    Now [i.e., 2010], according to the New York State Department of Environmental Conservation, which still lists peregrines as endangered in New York State, New York City “has probably the largest urban population of peregrine falcons anywhere, and peregrines nest on every Hudson River bridge south of Albany.”
    Of course, Peregrine Falcons are awesome birds and it is certainly better that they exist and persist in the eastern United States then the alternative, but I have to wonder what the presence of year-round Peregrine Falcons is doing to the populations of shorebirds, puddle ducks, and other species that make their way through New York City on migration each year.  A recent visit to Jamaica Bay’s East Pond gave me an inkling.  ...
    As the tide came in and filled the Jamaica Bay basin more and more shorebirds came in to roost at the East Pond, as they do at every high tide.  Roosting conserves energy when the birds can’t actively feed, and helps them to fatten up for the next stage of their long migration. It also gives birders like a me a chance to search through the flocks hoping to find rarities.  But the shorebirds get no rest and the birders get no chance to sift through the thousands of birds when a Peregrine Falcon is hunting in the area.
(2) Least Sandpiper   mirror  | Semipalmated Sandpiper   mirror

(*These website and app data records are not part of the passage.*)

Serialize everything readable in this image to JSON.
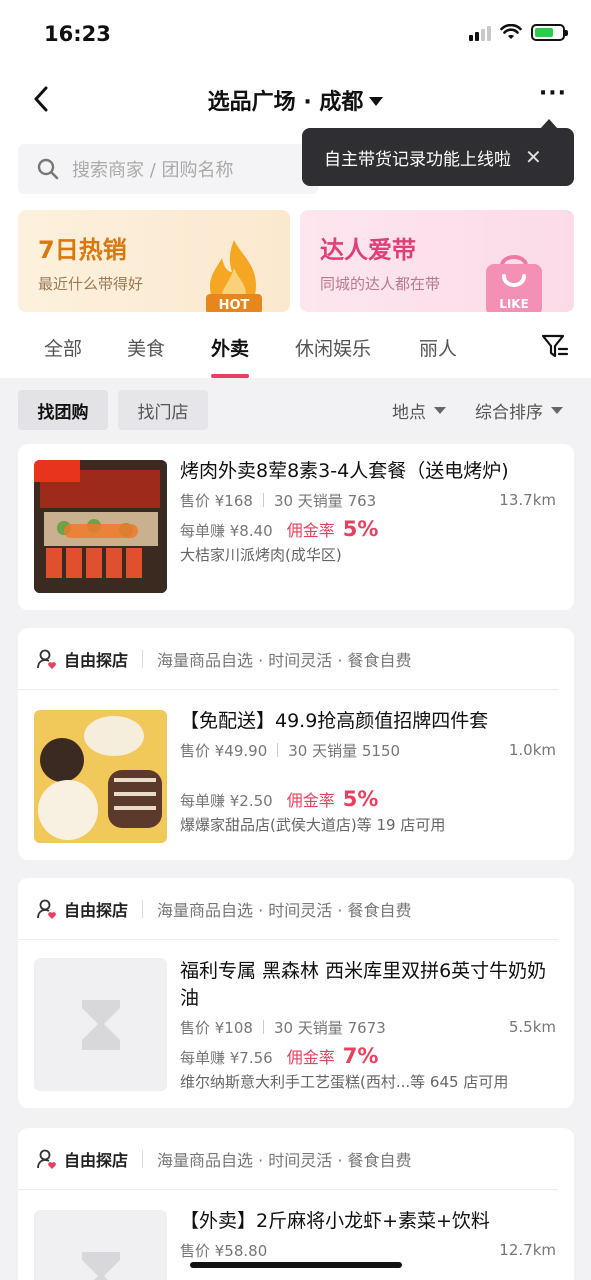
{
  "status": {
    "time": "16:23"
  },
  "nav": {
    "title": "选品广场 · 成都",
    "more": "···"
  },
  "search": {
    "placeholder": "搜索商家 / 团购名称"
  },
  "tooltip": {
    "text": "自主带货记录功能上线啦",
    "close": "✕"
  },
  "banners": [
    {
      "title": "7日热销",
      "subtitle": "最近什么带得好",
      "badge": "HOT"
    },
    {
      "title": "达人爱带",
      "subtitle": "同城的达人都在带",
      "badge": "LIKE"
    }
  ],
  "tabs": [
    "全部",
    "美食",
    "外卖",
    "休闲娱乐",
    "丽人"
  ],
  "active_tab": "外卖",
  "filters": {
    "chips": [
      "找团购",
      "找门店"
    ],
    "sort": [
      "地点",
      "综合排序"
    ]
  },
  "section_header": {
    "title": "自由探店",
    "desc": "海量商品自选 · 时间灵活 · 餐食自费"
  },
  "products": [
    {
      "title": "烤肉外卖8荤8素3-4人套餐（送电烤炉)",
      "price": "售价 ¥168",
      "sales": "30 天销量 763",
      "distance": "13.7km",
      "earn": "每单赚 ¥8.40",
      "rate_label": "佣金率",
      "rate": "5%",
      "shop": "大桔家川派烤肉(成华区)"
    },
    {
      "title": "【免配送】49.9抢高颜值招牌四件套",
      "price": "售价 ¥49.90",
      "sales": "30 天销量 5150",
      "distance": "1.0km",
      "earn": "每单赚 ¥2.50",
      "rate_label": "佣金率",
      "rate": "5%",
      "shop": "爆爆家甜品店(武侯大道店)等 19 店可用"
    },
    {
      "title": "福利专属 黑森林 西米库里双拼6英寸牛奶奶油",
      "price": "售价 ¥108",
      "sales": "30 天销量 7673",
      "distance": "5.5km",
      "earn": "每单赚 ¥7.56",
      "rate_label": "佣金率",
      "rate": "7%",
      "shop": "维尔纳斯意大利手工艺蛋糕(西村...等 645 店可用"
    },
    {
      "title": "【外卖】2斤麻将小龙虾+素菜+饮料",
      "price": "售价 ¥58.80",
      "distance": "12.7km"
    }
  ],
  "colors": {
    "accent": "#e8415f",
    "hot": "#d9780e",
    "like": "#e23f79"
  }
}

8/29/2015 (Sat) afternoon after Dim Sum, sunny & hot
Kissena Park

Black-and-white Warbler.  Wasps, one looks like Cicada Killer.  Blue Dasher.  As usual, many Damselflies and Eastern Amberwings.

Photo:
    Wasp
    Black-and-white Warbler
    Blue Dasher

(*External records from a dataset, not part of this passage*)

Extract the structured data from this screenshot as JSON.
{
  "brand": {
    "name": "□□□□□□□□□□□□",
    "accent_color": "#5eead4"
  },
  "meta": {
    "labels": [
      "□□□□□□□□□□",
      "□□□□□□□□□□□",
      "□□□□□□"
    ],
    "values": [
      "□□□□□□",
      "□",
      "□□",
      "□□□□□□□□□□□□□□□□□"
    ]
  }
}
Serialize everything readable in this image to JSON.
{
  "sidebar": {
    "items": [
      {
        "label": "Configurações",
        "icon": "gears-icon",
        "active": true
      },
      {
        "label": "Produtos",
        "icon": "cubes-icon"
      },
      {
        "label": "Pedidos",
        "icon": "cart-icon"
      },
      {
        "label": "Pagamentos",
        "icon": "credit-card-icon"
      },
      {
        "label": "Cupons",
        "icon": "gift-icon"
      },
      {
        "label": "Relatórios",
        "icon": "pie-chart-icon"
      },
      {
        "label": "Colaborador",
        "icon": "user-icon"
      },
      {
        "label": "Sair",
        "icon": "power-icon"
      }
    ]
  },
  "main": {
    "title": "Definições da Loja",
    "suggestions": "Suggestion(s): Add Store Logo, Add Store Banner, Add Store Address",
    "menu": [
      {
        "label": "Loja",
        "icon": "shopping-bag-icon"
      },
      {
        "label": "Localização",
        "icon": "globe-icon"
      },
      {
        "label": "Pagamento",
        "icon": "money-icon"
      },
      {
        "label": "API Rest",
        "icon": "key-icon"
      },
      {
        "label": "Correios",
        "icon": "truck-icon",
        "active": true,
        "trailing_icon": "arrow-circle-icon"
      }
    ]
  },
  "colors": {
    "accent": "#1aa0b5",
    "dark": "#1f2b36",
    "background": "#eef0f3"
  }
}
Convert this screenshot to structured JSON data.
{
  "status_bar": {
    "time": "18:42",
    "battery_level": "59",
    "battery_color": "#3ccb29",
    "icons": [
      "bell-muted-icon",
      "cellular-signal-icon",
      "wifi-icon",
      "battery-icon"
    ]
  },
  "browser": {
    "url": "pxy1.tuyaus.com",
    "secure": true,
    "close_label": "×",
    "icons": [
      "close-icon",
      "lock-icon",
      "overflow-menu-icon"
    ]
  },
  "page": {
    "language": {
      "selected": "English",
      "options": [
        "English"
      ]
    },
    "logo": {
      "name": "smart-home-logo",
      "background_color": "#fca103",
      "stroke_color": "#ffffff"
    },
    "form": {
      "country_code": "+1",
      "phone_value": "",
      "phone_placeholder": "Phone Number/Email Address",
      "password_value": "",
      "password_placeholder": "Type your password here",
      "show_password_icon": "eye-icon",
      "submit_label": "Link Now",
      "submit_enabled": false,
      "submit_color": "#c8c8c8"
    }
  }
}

8/23/2015 (Sun)
青仁黑豆, 羅漢果半個(連殼), 陳皮 煮水兩小時.

羅漢果: Info-1   Info-2   Info-3   Info-4   Info-5  

吞食黑豆是否可行﹖ 

  生吞黑豆的功效主要在取其排氣功能,提高新陳代謝,改善部份皮膚病。但中藥書提到黑豆應熟食,不宜生食及炒食,因為生的黑豆含有影響蛋白質吸收的胰蛋白酵素抑制劑、抑制生長的血球凝集素以及降低碘吸收的甲狀腺腫素,這些物質經烹煮後皆可破壞,才不會對身體有不良影響。此外黑豆不適於空腹時食用,硬的黑豆含高纖維不易消化,空腹會過度刺激胃壁,胃病變者易導致疼痛、腸阻塞、腹瀉等不適的症狀。所以年紀大及身體虛弱者不宜食用。  src

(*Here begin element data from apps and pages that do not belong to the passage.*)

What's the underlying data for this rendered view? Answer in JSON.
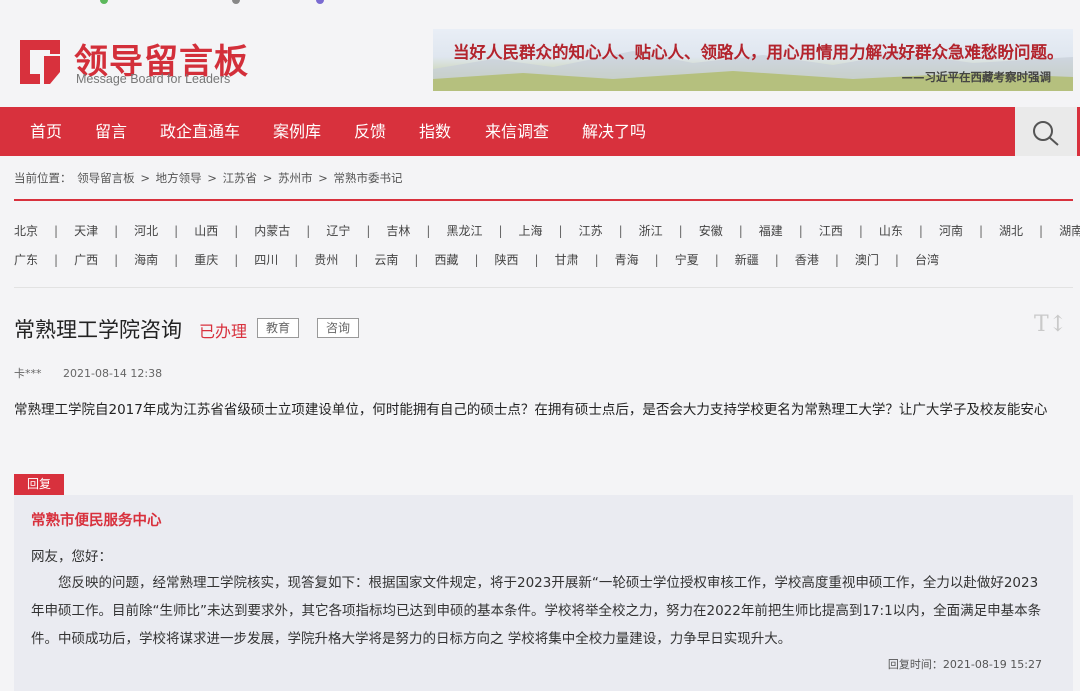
{
  "site": {
    "logo_title": "领导留言板",
    "logo_subtitle": "Message Board for Leaders",
    "banner_quote": "当好人民群众的知心人、贴心人、领路人，用心用情用力解决好群众急难愁盼问题。",
    "banner_author": "——习近平在西藏考察时强调"
  },
  "nav": {
    "items": [
      "首页",
      "留言",
      "政企直通车",
      "案例库",
      "反馈",
      "指数",
      "来信调查",
      "解决了吗"
    ],
    "search_icon": "search-icon"
  },
  "breadcrumb": {
    "prefix": "当前位置：",
    "items": [
      "领导留言板",
      "地方领导",
      "江苏省",
      "苏州市",
      "常熟市委书记"
    ],
    "separator": ">"
  },
  "regions": {
    "row1": [
      "北京",
      "天津",
      "河北",
      "山西",
      "内蒙古",
      "辽宁",
      "吉林",
      "黑龙江",
      "上海",
      "江苏",
      "浙江",
      "安徽",
      "福建",
      "江西",
      "山东",
      "河南",
      "湖北",
      "湖南"
    ],
    "row2": [
      "广东",
      "广西",
      "海南",
      "重庆",
      "四川",
      "贵州",
      "云南",
      "西藏",
      "陕西",
      "甘肃",
      "青海",
      "宁夏",
      "新疆",
      "香港",
      "澳门",
      "台湾"
    ]
  },
  "message": {
    "title": "常熟理工学院咨询",
    "status": "已办理",
    "tags": [
      "教育",
      "咨询"
    ],
    "font_size_icon": "T↕",
    "author": "卡***",
    "date": "2021-08-14 12:38",
    "body": "常熟理工学院自2017年成为江苏省省级硕士立项建设单位，何时能拥有自己的硕士点？在拥有硕士点后，是否会大力支持学校更名为常熟理工大学？让广大学子及校友能安心"
  },
  "reply": {
    "badge": "回复",
    "org": "常熟市便民服务中心",
    "greeting": "网友，您好：",
    "body": "您反映的问题，经常熟理工学院核实，现答复如下：根据国家文件规定，将于2023开展新“一轮硕士学位授权审核工作，学校高度重视申硕工作，全力以赴做好2023年申硕工作。目前除“生师比”未达到要求外，其它各项指标均已达到申硕的基本条件。学校将举全校之力，努力在2022年前把生师比提高到17:1以内，全面满足申基本条件。中硕成功后，学校将谋求进一步发展，学院升格大学将是努力的日标方向之 学校将集中全校力量建设，力争早日实现升大。",
    "time_label": "回复时间：2021-08-19 15:27"
  },
  "colors": {
    "brand_red": "#d8313d",
    "nav_bg": "#d8313d",
    "reply_bg": "#eaebf1"
  }
}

8/22/2015 (Sat) afternoon after Dim Sum, sunny & hot
Kissena Park

Redstart.  House Sparrow, juvenile molting to adult male plumage.
Blue Dasher mating and ovipositing.  As usual, many Damselflies and Eastern Amberwings.

Tide time site (should go when 2 hr before high tide; cf. birdList2010.htm)


8/15/2015 (Sat) afternoon after Dim Sum, sunny & hot
Kissena Park

處處聞鳴蟬
Brown-headed Cowbird, juvenile, somewhat tame. 
Common Whitetail.  Twelve-spotted Skimmer.  Blue Dasher.  Damselfly (Bluet? Forktail?).

Photo:
    Cowbird -
    Common Whitetail -
    Twelve-spotted Skimmer - <1>
    Damselfly -

Somebody blog


8/14/2015 (Fri)
Unknown mammal - escaped illegal pet @ Jamaica Bay East Pond Trail -
   See more at: http://birding.aba.org/message.php?mesid=970661&MLID=NY01&MLNM=New%20York#sthash.AjC4Ar6K.dpuf

"Yesterday I found this mammal resting at the top of trees to the left of the blind at Big John's Pond. It seems to be a an escaped or released illegal pet." - See more at: http://birding.aba.org/message.php?mesid=970597&MLID=NY01&MLNM=New%20York#sthash.y8ee3EJt.dpuf
 
Just got off the phone with FWS law enforcement. Since kinkajous are not a protected species, and are commonly bred in the US it was most likely not smuggled in. She agrees that it most likely became too much for someone and they just dumped it. - See more at: http://birding.aba.org/message.php?mesid=970669&MLID=NY01&MLNM=New%20York#sthash.9jA4HojN.dpuf